YOU ARE HERE: LAT HomeCollections

Religion | IN BRIEF

Zoning Can Bar Houses of Worship, Judges Rule

October 19, 2002|From Times Wire Services

PHILADELPHIA — Towns can prevent houses of worship from opening in residential areas in an attempt to control traffic and noise, a federal appeals court has ruled.

The case is one of a series of lawsuits in which religious organizations have sought to overturn zoning rules in cities and towns nationwide -- including several in California -- using a federal law passed in 2000. The law is designed to prevent towns and cities from using zoning laws to block the building of houses of worship.

The ruling this week by the 3rd U.S. Circuit Court of Appeals in Philadelphia overturned a lower court ruling that had sided with a Jewish congregation seeking to open a synagogue in a Philadelphia suburb. The town's zoning law permitted kennels, riding clubs and golf courses -- but excluded churches -- in residential areas. Congregation Kol Ami sought to buy an 11-acre former monastery that now houses a small order of Catholic nuns.

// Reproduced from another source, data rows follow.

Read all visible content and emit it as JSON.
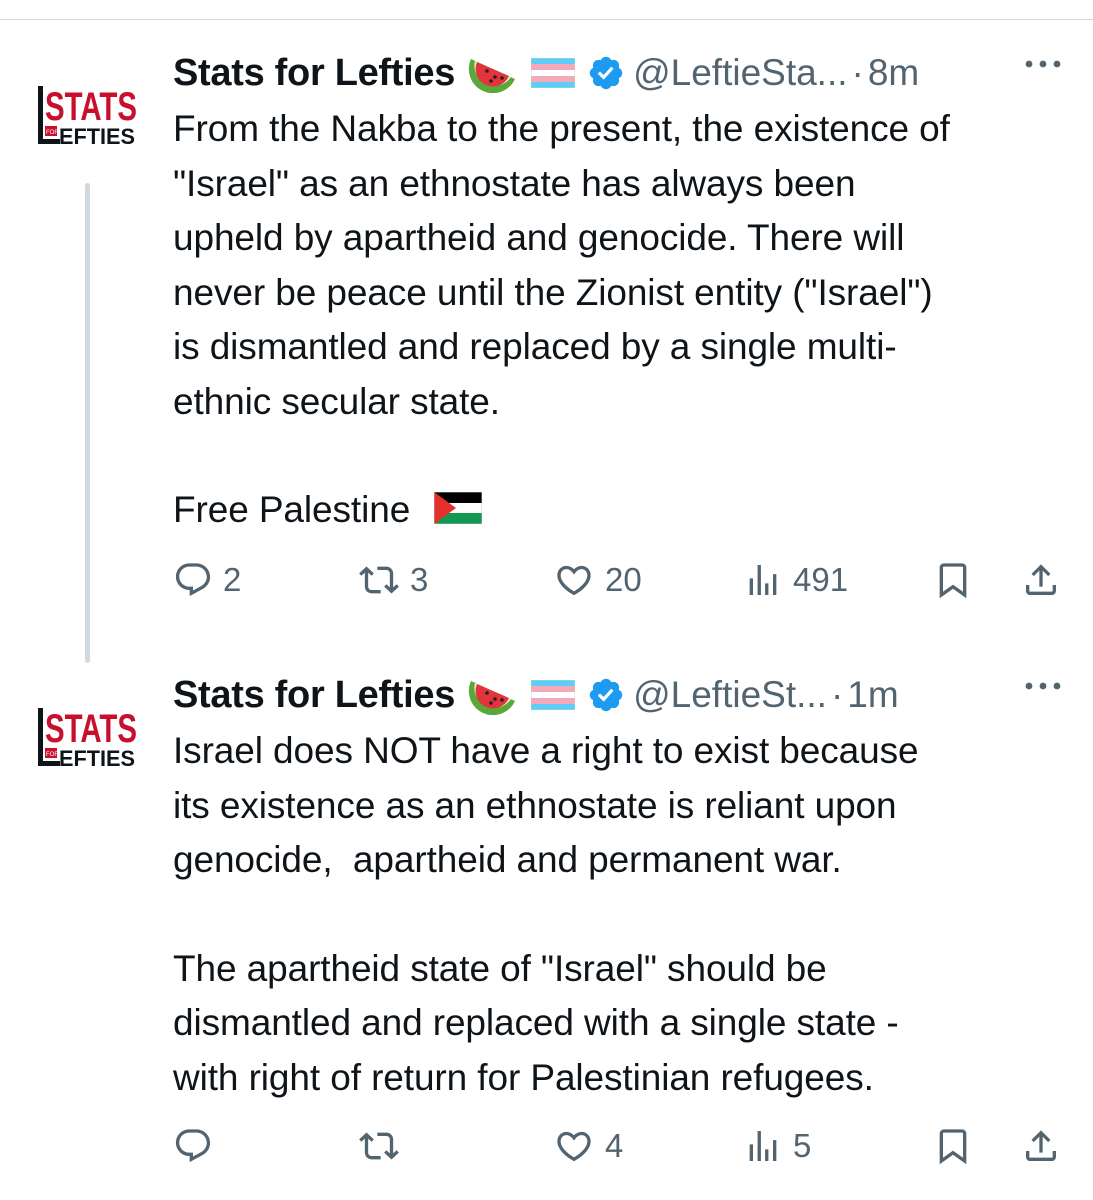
{
  "tweets": [
    {
      "author": {
        "display_name": "Stats for Lefties",
        "handle": "@LeftieSta...",
        "verified": true,
        "badges": [
          "watermelon-emoji",
          "transgender-flag-emoji",
          "verified-badge-icon"
        ],
        "avatar_text": {
          "top": "STATS",
          "middle": "FOR",
          "bottom": "EFTIES",
          "prefix": "L"
        }
      },
      "separator": "·",
      "time": "8m",
      "text_lines": [
        "From the Nakba to the present, the existence of",
        "\"Israel\" as an ethnostate has always been",
        "upheld by apartheid and genocide. There will",
        "never be peace until the Zionist entity (\"Israel\")",
        "is dismantled and replaced by a single multi-",
        "ethnic secular state."
      ],
      "closing_line": "Free Palestine",
      "closing_emoji": "palestine-flag-emoji",
      "stats": {
        "replies": "2",
        "reposts": "3",
        "likes": "20",
        "views": "491"
      }
    },
    {
      "author": {
        "display_name": "Stats for Lefties",
        "handle": "@LeftieSt...",
        "verified": true,
        "badges": [
          "watermelon-emoji",
          "transgender-flag-emoji",
          "verified-badge-icon"
        ],
        "avatar_text": {
          "top": "STATS",
          "middle": "FOR",
          "bottom": "EFTIES",
          "prefix": "L"
        }
      },
      "separator": "·",
      "time": "1m",
      "text_lines": [
        "Israel does NOT have a right to exist because",
        "its existence as an ethnostate is reliant upon",
        "genocide,  apartheid and permanent war."
      ],
      "text_lines_2": [
        "The apartheid state of \"Israel\" should be",
        "dismantled and replaced with a single state -",
        "with right of return for Palestinian refugees."
      ],
      "stats": {
        "replies": "",
        "reposts": "",
        "likes": "4",
        "views": "5"
      }
    }
  ],
  "colors": {
    "text_primary": "#0f1419",
    "text_secondary": "#536471",
    "verified_blue": "#1d9bf0",
    "avatar_red": "#c8102e",
    "thread_line": "#cfd9de"
  },
  "icons": [
    "reply-icon",
    "repost-icon",
    "like-icon",
    "views-icon",
    "bookmark-icon",
    "share-icon",
    "more-icon"
  ]
}
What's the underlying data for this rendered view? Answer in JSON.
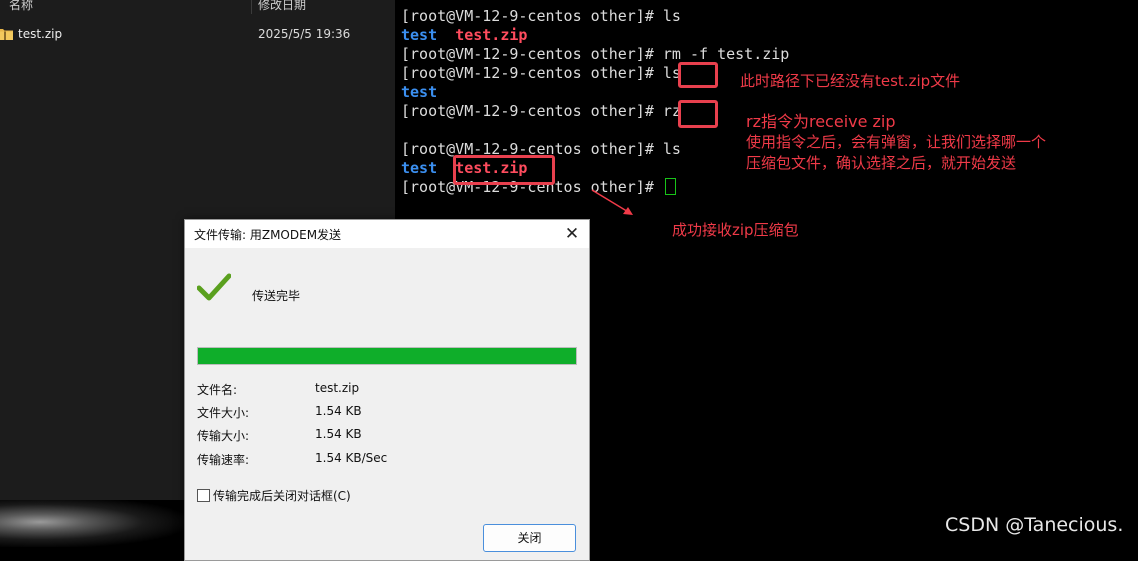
{
  "explorer": {
    "columns": {
      "name": "名称",
      "date": "修改日期"
    },
    "files": [
      {
        "name": "test.zip",
        "date": "2025/5/5 19:36",
        "icon": "zip-folder-icon"
      }
    ]
  },
  "terminal": {
    "lines": [
      {
        "prompt": "[root@VM-12-9-centos other]# ",
        "cmd": "ls"
      },
      {
        "out": [
          {
            "text": "test",
            "style": "blue"
          },
          {
            "text": "  "
          },
          {
            "text": "test.zip",
            "style": "red"
          }
        ]
      },
      {
        "prompt": "[root@VM-12-9-centos other]# ",
        "cmd": "rm -f test.zip"
      },
      {
        "prompt": "[root@VM-12-9-centos other]# ",
        "cmd": "ls"
      },
      {
        "out": [
          {
            "text": "test",
            "style": "blue"
          }
        ]
      },
      {
        "prompt": "[root@VM-12-9-centos other]# ",
        "cmd": "rz"
      },
      {
        "blank": true
      },
      {
        "prompt": "[root@VM-12-9-centos other]# ",
        "cmd": "ls"
      },
      {
        "out": [
          {
            "text": "test",
            "style": "blue"
          },
          {
            "text": "  "
          },
          {
            "text": "test.zip",
            "style": "red"
          }
        ]
      },
      {
        "prompt": "[root@VM-12-9-centos other]# ",
        "cmd": "",
        "cursor": true
      }
    ],
    "colors": {
      "blue": "#3b8ff0",
      "red": "#ff4c5e",
      "cursor": "#19c419",
      "annotation": "#f03a48"
    }
  },
  "annotations": {
    "ls_note": "此时路径下已经没有test.zip文件",
    "rz_title": "rz指令为receive zip",
    "rz_line1": "使用指令之后，会有弹窗，让我们选择哪一个",
    "rz_line2": "压缩包文件，确认选择之后，就开始发送",
    "success_note": "成功接收zip压缩包"
  },
  "dialog": {
    "title": "文件传输: 用ZMODEM发送",
    "close_icon": "close-icon",
    "status": "传送完毕",
    "progress": 1.0,
    "details": [
      {
        "label": "文件名:",
        "value": "test.zip"
      },
      {
        "label": "文件大小:",
        "value": "1.54 KB"
      },
      {
        "label": "传输大小:",
        "value": "1.54 KB"
      },
      {
        "label": "传输速率:",
        "value": "1.54 KB/Sec"
      }
    ],
    "checkbox_label": "传输完成后关闭对话框(C)",
    "checkbox_checked": false,
    "close_button": "关闭"
  },
  "watermark": "CSDN @Tanecious."
}
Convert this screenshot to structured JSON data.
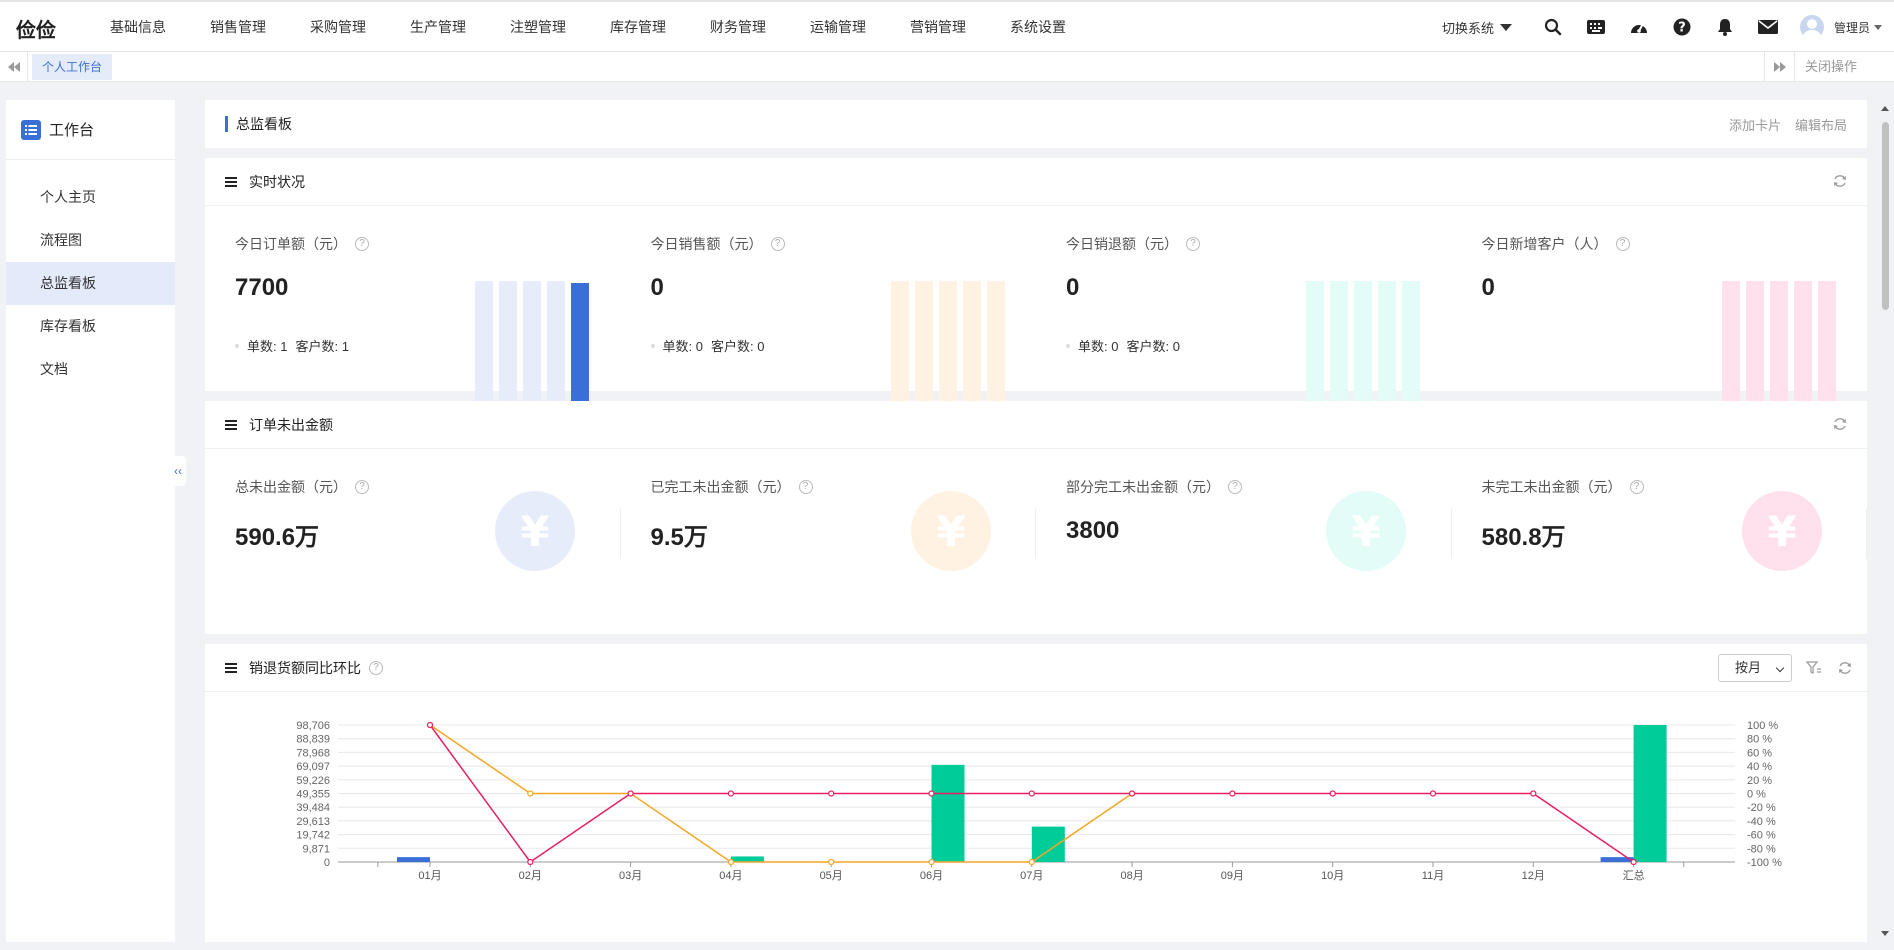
{
  "app": {
    "logo": "俭俭",
    "nav": [
      "基础信息",
      "销售管理",
      "采购管理",
      "生产管理",
      "注塑管理",
      "库存管理",
      "财务管理",
      "运输管理",
      "营销管理",
      "系统设置"
    ],
    "switch_system": "切换系统",
    "user": "管理员",
    "icons": [
      "search-icon",
      "keyboard-icon",
      "dashboard-icon",
      "help-icon",
      "bell-icon",
      "mail-icon"
    ]
  },
  "tabs": {
    "active": "个人工作台",
    "close_ops": "关闭操作"
  },
  "sidebar": {
    "title": "工作台",
    "items": [
      "个人主页",
      "流程图",
      "总监看板",
      "库存看板",
      "文档"
    ],
    "active_index": 2,
    "collapse": "‹‹"
  },
  "board": {
    "title": "总监看板",
    "add_card": "添加卡片",
    "edit_layout": "编辑布局"
  },
  "realtime": {
    "title": "实时状况",
    "stats": [
      {
        "label": "今日订单额（元）",
        "value": "7700",
        "sub1": "单数: 1",
        "sub2": "客户数: 1",
        "bar_color": "#e6ecf9",
        "accent": "#3b6fd8",
        "highlight": true
      },
      {
        "label": "今日销售额（元）",
        "value": "0",
        "sub1": "单数: 0",
        "sub2": "客户数: 0",
        "bar_color": "#fff2e3",
        "accent": "#f5a623",
        "highlight": false
      },
      {
        "label": "今日销退额（元）",
        "value": "0",
        "sub1": "单数: 0",
        "sub2": "客户数: 0",
        "bar_color": "#e3fcf8",
        "accent": "#20c9b0",
        "highlight": false
      },
      {
        "label": "今日新增客户（人）",
        "value": "0",
        "sub1": "",
        "sub2": "",
        "bar_color": "#ffe0ec",
        "accent": "#f06292",
        "highlight": false
      }
    ]
  },
  "unshipped": {
    "title": "订单未出金额",
    "items": [
      {
        "label": "总未出金额（元）",
        "value": "590.6万",
        "circle": "#e6ecf9"
      },
      {
        "label": "已完工未出金额（元）",
        "value": "9.5万",
        "circle": "#fff2e3"
      },
      {
        "label": "部分完工未出金额（元）",
        "value": "3800",
        "circle": "#e3fcf8"
      },
      {
        "label": "未完工未出金额（元）",
        "value": "580.8万",
        "circle": "#ffe0ec"
      }
    ],
    "yen": "¥"
  },
  "chart_section": {
    "title": "销退货额同比环比",
    "period": "按月"
  },
  "chart_data": {
    "type": "bar",
    "title": "",
    "categories": [
      "01月",
      "02月",
      "03月",
      "04月",
      "05月",
      "06月",
      "07月",
      "08月",
      "09月",
      "10月",
      "11月",
      "12月",
      "汇总"
    ],
    "y_ticks": [
      "0",
      "9,871",
      "19,742",
      "29,613",
      "39,484",
      "49,355",
      "59,226",
      "69,097",
      "78,968",
      "88,839",
      "98,706"
    ],
    "ylim": [
      0,
      98706
    ],
    "y2_ticks": [
      "-100 %",
      "-80 %",
      "-60 %",
      "-40 %",
      "-20 %",
      "0 %",
      "20 %",
      "40 %",
      "60 %",
      "80 %",
      "100 %"
    ],
    "y2lim": [
      -100,
      100
    ],
    "series": [
      {
        "type": "bar",
        "values": [
          3500,
          0,
          0,
          0,
          0,
          0,
          0,
          0,
          0,
          0,
          0,
          0,
          3500
        ],
        "color": "#3b6fd8"
      },
      {
        "type": "bar",
        "values": [
          0,
          0,
          0,
          4000,
          0,
          70000,
          25500,
          0,
          0,
          0,
          0,
          0,
          98706
        ],
        "color": "#00cc99"
      },
      {
        "type": "line",
        "axis": "right",
        "values": [
          100,
          0,
          0,
          -100,
          -100,
          -100,
          -100,
          0,
          null,
          null,
          null,
          null,
          null
        ],
        "color": "#f5a623"
      },
      {
        "type": "line",
        "axis": "right",
        "values": [
          100,
          -100,
          0,
          0,
          0,
          0,
          0,
          0,
          0,
          0,
          0,
          0,
          -100
        ],
        "color": "#e91e63"
      }
    ],
    "grid": true
  }
}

The three-judge panel said in its opinion that large churches or temples can cause parking and traffic problems. Although churches once were seen as an integral aspect of most neighborhoods, "we do not believe land use planners can assume anymore that religious uses are inherently compatible with family and residential uses," the judges said.

"The facts of this case illustrate why religious uses may be, in some cases, incompatible with a place of 'quiet seclusion.' "

The decision does not end the litigation, however. The court sent the case back to the trial judge for further action.

"We still feel good about our chances," said Anthony R. Picarello Jr., an attorney for the Becket Fund for Religious Liberty, which represented the congregation.

Marci A. Hamilton, the lawyer for the township in question, Abington, said she was confident it would prevail in protecting the zoning regulations that she says control suburban growth.

"This case takes place at a time when religious [buildings] are turning into '24-seven' operations," she said.

Los Angeles Times Articles